Moderator / Gold Member
Apr 6, 2001
Some of the Japanese style, and martial arts style blades have a very deep hollow grind, as though done with a one inch, or so, contact wheel. Is it that simple or is there a trick I'm missing. Thanks.
I know that for some of the europian blades, you start by forging 3 fullers. the outer ridge is beaten down to form the edge. this gives you an I-beam between 2 narrow blades (very strong stiff and light ) these look very sharply hollow ground, but they are beaten in.
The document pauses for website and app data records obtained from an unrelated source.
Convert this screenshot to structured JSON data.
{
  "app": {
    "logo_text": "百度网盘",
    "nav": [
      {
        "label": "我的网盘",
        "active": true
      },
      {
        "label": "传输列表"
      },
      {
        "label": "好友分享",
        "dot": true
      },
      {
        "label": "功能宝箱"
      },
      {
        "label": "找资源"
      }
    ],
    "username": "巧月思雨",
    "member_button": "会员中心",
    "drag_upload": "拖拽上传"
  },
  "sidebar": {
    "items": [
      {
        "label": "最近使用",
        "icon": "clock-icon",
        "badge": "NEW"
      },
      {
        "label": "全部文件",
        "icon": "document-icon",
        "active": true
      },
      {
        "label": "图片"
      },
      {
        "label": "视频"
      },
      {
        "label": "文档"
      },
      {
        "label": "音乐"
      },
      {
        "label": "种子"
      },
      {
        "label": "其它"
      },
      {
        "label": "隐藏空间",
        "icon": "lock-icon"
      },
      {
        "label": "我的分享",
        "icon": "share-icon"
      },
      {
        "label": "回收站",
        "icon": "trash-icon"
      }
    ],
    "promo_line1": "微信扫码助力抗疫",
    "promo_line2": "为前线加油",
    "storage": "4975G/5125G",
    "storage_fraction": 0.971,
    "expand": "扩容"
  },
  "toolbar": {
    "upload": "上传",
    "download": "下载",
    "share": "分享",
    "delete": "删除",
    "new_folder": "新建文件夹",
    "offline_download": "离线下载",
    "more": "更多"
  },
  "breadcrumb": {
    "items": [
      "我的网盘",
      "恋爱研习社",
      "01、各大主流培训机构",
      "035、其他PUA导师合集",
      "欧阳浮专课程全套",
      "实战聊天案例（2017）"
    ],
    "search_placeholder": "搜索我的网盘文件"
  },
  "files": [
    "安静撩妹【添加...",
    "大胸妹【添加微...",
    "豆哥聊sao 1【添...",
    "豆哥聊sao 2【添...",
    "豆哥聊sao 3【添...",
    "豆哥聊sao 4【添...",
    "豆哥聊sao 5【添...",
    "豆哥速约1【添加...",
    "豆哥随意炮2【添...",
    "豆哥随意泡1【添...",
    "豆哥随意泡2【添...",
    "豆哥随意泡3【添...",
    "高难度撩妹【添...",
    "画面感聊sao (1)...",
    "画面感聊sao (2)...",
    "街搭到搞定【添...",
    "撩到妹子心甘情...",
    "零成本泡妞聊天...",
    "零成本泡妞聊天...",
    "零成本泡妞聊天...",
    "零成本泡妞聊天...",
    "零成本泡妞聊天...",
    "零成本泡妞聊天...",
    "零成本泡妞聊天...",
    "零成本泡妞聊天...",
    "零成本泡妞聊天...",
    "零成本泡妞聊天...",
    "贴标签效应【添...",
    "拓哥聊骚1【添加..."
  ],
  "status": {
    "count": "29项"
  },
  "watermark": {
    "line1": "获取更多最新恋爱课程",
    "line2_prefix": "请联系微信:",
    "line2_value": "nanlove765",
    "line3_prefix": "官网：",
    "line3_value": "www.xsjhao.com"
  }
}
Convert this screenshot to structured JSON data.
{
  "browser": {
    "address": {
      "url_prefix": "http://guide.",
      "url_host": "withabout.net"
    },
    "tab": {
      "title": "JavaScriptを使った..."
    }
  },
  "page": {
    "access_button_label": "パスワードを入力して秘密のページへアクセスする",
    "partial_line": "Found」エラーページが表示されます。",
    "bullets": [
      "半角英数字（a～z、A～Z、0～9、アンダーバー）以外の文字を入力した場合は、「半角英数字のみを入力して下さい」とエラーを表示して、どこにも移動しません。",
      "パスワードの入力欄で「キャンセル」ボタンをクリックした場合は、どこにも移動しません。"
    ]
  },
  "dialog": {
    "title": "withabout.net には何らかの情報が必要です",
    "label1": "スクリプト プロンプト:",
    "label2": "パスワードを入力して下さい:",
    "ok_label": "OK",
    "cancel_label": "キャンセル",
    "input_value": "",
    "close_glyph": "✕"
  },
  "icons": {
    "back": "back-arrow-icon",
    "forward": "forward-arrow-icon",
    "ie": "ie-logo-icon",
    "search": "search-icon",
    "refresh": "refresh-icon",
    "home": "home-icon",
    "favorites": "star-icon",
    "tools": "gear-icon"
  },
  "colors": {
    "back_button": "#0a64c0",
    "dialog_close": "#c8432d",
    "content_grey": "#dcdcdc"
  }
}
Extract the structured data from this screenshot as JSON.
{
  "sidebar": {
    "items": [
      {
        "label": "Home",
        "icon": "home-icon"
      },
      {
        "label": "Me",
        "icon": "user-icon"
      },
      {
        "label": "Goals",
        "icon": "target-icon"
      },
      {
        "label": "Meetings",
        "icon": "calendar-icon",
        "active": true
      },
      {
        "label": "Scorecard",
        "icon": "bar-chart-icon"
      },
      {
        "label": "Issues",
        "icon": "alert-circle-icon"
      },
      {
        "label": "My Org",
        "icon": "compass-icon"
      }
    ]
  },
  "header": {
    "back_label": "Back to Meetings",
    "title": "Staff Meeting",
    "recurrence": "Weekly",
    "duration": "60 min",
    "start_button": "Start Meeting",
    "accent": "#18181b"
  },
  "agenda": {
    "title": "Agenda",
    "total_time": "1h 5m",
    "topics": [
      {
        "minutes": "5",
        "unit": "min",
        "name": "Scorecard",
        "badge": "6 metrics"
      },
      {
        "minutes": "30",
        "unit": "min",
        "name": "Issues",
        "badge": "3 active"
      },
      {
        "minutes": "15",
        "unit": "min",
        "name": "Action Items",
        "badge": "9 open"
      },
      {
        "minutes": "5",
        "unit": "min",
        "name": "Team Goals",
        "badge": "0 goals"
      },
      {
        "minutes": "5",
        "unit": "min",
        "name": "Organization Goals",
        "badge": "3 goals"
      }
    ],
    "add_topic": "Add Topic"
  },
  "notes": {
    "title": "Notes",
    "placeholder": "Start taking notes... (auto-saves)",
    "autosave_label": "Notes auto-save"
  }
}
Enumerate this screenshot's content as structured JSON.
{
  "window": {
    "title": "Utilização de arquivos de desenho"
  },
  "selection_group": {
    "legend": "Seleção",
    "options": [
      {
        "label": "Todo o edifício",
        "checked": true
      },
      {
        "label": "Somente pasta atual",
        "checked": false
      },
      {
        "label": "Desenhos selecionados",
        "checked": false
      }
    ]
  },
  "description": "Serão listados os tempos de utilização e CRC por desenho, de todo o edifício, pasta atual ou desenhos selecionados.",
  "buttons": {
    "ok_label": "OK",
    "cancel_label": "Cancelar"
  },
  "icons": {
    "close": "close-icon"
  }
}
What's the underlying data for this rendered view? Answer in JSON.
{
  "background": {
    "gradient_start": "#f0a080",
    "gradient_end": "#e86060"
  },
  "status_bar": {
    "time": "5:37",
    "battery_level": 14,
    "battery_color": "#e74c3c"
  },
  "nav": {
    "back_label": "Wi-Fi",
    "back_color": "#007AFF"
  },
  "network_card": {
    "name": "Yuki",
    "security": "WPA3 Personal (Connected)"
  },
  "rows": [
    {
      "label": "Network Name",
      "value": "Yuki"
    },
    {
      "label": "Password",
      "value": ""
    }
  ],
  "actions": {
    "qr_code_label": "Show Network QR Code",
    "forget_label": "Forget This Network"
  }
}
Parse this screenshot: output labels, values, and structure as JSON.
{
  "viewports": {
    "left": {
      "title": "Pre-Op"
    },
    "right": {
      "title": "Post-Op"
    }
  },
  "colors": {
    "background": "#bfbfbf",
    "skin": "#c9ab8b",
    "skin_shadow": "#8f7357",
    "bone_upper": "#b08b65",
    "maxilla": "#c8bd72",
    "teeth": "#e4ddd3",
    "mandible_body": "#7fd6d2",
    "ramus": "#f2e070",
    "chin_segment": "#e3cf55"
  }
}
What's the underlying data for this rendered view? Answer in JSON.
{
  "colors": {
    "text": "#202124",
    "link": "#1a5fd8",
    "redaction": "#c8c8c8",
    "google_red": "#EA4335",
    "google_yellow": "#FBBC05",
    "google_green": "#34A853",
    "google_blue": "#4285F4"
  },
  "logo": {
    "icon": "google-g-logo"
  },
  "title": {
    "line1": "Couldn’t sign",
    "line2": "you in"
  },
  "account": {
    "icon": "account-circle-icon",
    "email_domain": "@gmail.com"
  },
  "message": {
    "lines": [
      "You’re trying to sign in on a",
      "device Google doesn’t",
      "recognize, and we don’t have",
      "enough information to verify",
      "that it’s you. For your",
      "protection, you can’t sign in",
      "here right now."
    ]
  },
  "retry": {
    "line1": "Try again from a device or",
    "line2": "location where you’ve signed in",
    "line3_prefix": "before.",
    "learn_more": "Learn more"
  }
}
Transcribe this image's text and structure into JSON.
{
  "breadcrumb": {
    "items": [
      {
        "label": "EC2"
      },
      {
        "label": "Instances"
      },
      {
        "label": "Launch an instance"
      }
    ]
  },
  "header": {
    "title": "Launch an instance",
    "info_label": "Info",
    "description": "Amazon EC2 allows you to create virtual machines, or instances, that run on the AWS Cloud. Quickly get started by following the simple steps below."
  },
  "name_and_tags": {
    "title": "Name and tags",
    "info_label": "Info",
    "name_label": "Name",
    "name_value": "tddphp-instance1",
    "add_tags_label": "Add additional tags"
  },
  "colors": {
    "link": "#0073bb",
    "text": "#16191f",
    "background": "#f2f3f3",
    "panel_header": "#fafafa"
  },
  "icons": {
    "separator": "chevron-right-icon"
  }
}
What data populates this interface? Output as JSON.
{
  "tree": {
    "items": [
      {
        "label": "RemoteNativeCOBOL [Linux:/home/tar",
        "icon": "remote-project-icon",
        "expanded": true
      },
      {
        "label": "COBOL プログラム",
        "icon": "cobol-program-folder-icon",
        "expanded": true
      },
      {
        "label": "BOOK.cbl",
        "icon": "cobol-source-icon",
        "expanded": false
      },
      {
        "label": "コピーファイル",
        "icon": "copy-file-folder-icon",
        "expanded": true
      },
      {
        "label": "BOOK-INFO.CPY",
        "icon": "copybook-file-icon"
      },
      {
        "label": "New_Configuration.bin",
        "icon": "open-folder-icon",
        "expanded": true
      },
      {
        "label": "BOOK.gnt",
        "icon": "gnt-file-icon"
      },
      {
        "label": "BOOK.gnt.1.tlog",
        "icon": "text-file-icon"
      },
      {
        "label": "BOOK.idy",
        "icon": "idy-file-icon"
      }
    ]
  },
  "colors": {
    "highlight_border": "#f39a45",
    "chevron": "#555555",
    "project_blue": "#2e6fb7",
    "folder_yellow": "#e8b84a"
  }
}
Is this what you are talking about?
I expect Eric is correct although on most good swords from Japan, they have a traditional polish. This is a very flat, very fine, edge. It is also a pain to do but gets so sharp it can split atoms. Sometime I'll have to explain my controled linear fisson technique.
Actually I was referring to some of the stock removal tantos (probably not very authentic but cool looking) and balisongs. The edges of some are actually like a fuller, very deeply "grooved", but only a short distance from origin to edge.
its a cheap way to put a edge on a piece of steel. you are removing as little as possible.
A smaller diameter contact wheel accents the depth of the grind because of the steeper transition. Try grinding with a 6" diameter wheel and you will see a major transition.
The ones with the deepest looking hollow grinds tend to be chisel edged so you get 'twice' the depth with thick stock. Very attractive. Chisel grinds for a right hander should be IMHO be on the right side of the blade so the flat part is facing you when cutting. This pushes the blade into what you are whittling vs being pushed out of the work when ground on the left face of the blade. For a vertical cut, it probably doesn't matter. Mike Snobodny (sp?) does lots of these although from several pictures I've seen he tends to put the chisel side on the left side of the blade. I'm guessing for eye appeal since most blades are pictured with the left face showing.
Snody does the chisels right. When fighting, a most often movement made is a #1 slash: using your right hand, you slash fromright shoulder to left hip (diagonal across your body), or you slash horizontally, again from right to left across your body. This elaves the flat side DOWN, shich is where you want it to be when cutting. On his smaller chisel ground utility pieces, he reverses the grind to make the cutting more efficient. The flat is on the left side for right handers. Snody knows the light... :cool:
OK..I've heard enough. I'm going to have to explain the reason for the deep hollow.
Now this will only work with certain, very sharp knives. When you sharpen you must leave the wire edge. It helps if it is just after a rain so the air is a little heavy}

Stand facing your victim at any distance up to 20 feet. (longer with practice)

Strike as if you were using a fly rod and end the swing aiming directly at the victim.

The thick side of the blade creates a vortex or high pressure area between you and the target, shaped like a tunnel.

The very sharp edge splits several atoms in the process.

The split atoms fly around and hit the pressure walls and bounce back splitting more atoms.

Since the only low pressure area is the hole where the target is, the energy all flows that direction.

I once killed a bear at 200 yards using this technique and several razor blades sandwiched between two tent stakes.:D